Spreading Influence in Social Networks
with Time Constraints

In a social network, agents change their behaviours and opinions on the basis of information collected from their neighbours. Generally, recent information is more influential than older information, and information that is received in a short period of time is more influential than information received during a long period of time. An example of this phenomenon is consumer reviews on websites such as Amazon. Another example is viral marketing which attempts to influence consumer adoption of products. A third example is recent communication strategies of politicians.

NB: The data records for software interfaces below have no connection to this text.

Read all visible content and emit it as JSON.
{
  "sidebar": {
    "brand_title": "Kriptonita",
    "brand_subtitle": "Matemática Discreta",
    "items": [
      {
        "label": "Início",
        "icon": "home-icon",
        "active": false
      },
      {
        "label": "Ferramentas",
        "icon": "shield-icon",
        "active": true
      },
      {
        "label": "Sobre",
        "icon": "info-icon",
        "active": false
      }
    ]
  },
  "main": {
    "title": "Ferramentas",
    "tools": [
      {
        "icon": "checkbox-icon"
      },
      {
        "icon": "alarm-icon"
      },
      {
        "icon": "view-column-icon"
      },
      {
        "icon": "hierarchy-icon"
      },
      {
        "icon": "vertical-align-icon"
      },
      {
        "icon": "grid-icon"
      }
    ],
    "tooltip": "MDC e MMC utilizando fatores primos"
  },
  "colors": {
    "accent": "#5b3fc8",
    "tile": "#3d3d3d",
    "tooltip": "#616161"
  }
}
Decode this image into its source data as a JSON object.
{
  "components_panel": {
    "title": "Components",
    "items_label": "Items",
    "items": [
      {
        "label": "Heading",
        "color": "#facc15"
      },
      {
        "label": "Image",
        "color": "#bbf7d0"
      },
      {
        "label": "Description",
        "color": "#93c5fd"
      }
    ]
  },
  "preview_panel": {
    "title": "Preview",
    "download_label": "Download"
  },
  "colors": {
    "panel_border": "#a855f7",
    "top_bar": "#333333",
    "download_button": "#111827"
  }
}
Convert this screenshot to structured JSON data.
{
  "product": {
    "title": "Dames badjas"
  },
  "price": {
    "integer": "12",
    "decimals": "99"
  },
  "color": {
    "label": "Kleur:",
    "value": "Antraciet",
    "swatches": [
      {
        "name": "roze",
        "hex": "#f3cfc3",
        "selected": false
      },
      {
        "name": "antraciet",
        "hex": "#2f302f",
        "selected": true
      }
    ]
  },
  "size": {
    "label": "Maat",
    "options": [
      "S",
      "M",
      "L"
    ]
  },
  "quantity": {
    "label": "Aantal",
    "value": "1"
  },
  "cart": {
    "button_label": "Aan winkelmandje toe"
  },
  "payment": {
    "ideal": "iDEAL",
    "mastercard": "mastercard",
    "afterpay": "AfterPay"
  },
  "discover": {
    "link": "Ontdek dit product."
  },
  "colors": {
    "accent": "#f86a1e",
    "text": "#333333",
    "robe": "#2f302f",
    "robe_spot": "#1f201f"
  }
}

In this talk, I will present a graph-based model of the spread of influence in networks that generalizes previous research by including temporal information. The goal is to identify a small set of nodes that eventually influences all nodes in the graph with the restriction that influence only lasts for a bounded time interval. The problem for general graphs is computationally difficult even for approximate solutions. The talk will focus on efficient algorithms for restricted families of graphs: paths, rings, trees, and complete graphs.